(WHAT IS NEEDED): Tell how many lines in the data below contain "panel", using one number as the whole reply.

START TASK INPUTS

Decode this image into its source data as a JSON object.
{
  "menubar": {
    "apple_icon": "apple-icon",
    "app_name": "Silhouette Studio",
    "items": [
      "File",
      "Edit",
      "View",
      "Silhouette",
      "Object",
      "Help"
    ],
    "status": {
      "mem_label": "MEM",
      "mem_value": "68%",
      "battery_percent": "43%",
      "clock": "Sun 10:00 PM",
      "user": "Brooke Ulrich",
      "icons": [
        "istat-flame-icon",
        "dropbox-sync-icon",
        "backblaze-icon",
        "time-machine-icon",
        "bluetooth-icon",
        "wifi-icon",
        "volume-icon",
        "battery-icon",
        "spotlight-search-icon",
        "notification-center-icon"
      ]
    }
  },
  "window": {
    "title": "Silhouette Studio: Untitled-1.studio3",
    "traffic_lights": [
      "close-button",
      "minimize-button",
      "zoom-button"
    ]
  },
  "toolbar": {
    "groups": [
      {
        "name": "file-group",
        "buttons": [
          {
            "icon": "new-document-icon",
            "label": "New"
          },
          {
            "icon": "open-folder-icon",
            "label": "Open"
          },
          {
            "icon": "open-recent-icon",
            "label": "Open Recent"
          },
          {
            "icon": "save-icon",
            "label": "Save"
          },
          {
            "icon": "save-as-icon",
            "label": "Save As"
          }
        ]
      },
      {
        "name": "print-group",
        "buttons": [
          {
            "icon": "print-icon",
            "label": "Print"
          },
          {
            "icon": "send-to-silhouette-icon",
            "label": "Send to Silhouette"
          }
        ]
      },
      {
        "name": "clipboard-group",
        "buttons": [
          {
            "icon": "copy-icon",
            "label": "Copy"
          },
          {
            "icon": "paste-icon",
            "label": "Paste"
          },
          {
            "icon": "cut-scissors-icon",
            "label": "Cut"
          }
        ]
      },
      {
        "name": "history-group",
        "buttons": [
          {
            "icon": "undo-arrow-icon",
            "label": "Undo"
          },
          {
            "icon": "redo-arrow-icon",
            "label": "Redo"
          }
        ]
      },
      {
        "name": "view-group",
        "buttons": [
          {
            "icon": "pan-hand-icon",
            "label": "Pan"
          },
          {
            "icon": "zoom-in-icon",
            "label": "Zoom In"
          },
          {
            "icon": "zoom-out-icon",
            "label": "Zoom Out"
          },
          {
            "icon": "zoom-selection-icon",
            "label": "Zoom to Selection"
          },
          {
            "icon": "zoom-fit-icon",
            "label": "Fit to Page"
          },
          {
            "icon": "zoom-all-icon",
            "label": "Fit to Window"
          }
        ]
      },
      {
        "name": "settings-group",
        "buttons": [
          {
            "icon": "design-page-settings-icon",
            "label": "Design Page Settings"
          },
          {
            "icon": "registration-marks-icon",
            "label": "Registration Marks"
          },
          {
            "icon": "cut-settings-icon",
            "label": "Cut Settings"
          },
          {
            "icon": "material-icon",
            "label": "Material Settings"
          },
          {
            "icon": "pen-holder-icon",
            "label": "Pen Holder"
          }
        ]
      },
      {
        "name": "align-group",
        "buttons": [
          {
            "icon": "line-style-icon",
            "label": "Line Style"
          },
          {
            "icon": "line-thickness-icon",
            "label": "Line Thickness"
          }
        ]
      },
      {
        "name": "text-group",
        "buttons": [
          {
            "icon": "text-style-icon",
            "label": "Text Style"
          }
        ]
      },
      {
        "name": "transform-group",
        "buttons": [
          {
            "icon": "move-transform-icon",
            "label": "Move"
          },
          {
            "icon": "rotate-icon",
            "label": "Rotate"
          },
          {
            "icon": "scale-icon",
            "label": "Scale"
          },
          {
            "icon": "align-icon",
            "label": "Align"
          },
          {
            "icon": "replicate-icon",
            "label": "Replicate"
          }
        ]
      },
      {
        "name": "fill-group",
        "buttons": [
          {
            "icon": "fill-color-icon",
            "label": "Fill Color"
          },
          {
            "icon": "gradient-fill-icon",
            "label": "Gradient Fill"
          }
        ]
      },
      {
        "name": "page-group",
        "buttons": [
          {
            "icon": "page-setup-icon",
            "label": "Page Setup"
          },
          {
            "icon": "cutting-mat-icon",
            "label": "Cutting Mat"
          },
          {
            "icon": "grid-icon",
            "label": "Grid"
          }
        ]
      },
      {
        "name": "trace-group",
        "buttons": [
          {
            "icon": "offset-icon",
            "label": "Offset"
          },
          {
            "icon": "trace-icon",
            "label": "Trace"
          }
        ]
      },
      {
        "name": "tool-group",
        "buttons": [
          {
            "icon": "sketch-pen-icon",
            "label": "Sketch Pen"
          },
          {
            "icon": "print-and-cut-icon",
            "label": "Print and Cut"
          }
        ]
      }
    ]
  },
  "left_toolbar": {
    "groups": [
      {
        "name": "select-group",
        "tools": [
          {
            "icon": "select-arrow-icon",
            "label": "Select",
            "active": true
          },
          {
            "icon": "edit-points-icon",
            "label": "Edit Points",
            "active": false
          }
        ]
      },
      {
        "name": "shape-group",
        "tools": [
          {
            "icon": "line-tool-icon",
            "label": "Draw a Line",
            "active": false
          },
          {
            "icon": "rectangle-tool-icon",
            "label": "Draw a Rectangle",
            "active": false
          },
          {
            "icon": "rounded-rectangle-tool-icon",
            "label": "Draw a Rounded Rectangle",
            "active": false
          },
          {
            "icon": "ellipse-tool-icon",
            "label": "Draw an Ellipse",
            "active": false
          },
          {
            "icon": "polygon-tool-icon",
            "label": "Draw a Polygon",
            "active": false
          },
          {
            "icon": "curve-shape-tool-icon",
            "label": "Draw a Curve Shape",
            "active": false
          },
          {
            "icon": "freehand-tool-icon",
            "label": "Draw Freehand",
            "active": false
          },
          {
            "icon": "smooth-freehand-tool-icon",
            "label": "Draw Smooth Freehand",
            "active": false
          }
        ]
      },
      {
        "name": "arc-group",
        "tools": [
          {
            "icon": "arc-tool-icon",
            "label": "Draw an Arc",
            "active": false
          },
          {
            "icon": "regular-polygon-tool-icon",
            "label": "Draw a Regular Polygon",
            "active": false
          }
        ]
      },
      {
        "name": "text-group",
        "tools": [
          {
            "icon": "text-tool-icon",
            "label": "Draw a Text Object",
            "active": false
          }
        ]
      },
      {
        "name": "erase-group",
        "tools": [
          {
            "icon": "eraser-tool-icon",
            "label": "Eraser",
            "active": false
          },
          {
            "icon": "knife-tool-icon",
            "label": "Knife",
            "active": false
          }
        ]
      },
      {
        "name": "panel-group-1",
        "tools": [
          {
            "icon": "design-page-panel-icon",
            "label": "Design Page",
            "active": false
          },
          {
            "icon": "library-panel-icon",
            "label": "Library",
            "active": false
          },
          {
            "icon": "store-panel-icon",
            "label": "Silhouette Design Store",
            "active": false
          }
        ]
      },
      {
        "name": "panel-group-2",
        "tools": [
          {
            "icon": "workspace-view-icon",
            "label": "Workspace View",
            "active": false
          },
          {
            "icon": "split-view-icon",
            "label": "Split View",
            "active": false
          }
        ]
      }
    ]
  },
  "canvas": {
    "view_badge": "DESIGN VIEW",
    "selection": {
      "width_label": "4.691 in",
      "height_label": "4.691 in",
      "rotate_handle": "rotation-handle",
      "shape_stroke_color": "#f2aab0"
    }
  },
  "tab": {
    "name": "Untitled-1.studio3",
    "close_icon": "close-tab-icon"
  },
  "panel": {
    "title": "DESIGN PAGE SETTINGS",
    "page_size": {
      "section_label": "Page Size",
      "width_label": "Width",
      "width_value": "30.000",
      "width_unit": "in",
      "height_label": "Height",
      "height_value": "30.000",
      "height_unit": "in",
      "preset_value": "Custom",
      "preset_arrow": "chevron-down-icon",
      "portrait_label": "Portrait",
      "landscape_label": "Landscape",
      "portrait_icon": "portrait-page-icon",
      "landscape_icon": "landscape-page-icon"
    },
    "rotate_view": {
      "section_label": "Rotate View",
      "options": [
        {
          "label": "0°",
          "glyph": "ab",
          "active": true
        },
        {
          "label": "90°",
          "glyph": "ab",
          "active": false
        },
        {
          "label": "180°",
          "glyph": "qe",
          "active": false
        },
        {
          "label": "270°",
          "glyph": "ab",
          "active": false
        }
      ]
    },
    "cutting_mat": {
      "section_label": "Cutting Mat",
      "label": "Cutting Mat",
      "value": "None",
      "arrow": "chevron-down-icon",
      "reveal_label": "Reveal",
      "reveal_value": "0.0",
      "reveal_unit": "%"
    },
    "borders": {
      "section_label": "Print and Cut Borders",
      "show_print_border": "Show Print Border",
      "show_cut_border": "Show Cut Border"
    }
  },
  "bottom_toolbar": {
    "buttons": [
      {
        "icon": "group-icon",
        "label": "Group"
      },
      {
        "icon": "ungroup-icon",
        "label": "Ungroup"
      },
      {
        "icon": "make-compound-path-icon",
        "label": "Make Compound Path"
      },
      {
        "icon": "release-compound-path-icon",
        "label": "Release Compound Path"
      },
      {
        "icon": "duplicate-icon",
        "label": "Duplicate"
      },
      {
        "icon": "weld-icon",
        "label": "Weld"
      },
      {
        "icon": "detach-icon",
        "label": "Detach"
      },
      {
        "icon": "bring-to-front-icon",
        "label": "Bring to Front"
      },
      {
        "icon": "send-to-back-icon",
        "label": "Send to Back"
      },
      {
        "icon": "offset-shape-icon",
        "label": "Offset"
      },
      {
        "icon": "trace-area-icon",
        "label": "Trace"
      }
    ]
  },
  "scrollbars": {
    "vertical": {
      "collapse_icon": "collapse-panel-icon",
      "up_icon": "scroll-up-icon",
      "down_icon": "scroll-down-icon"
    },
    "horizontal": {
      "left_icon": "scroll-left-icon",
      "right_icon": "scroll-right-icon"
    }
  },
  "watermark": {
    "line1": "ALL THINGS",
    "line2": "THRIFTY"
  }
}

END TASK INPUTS

(FINAL ANSWER): 7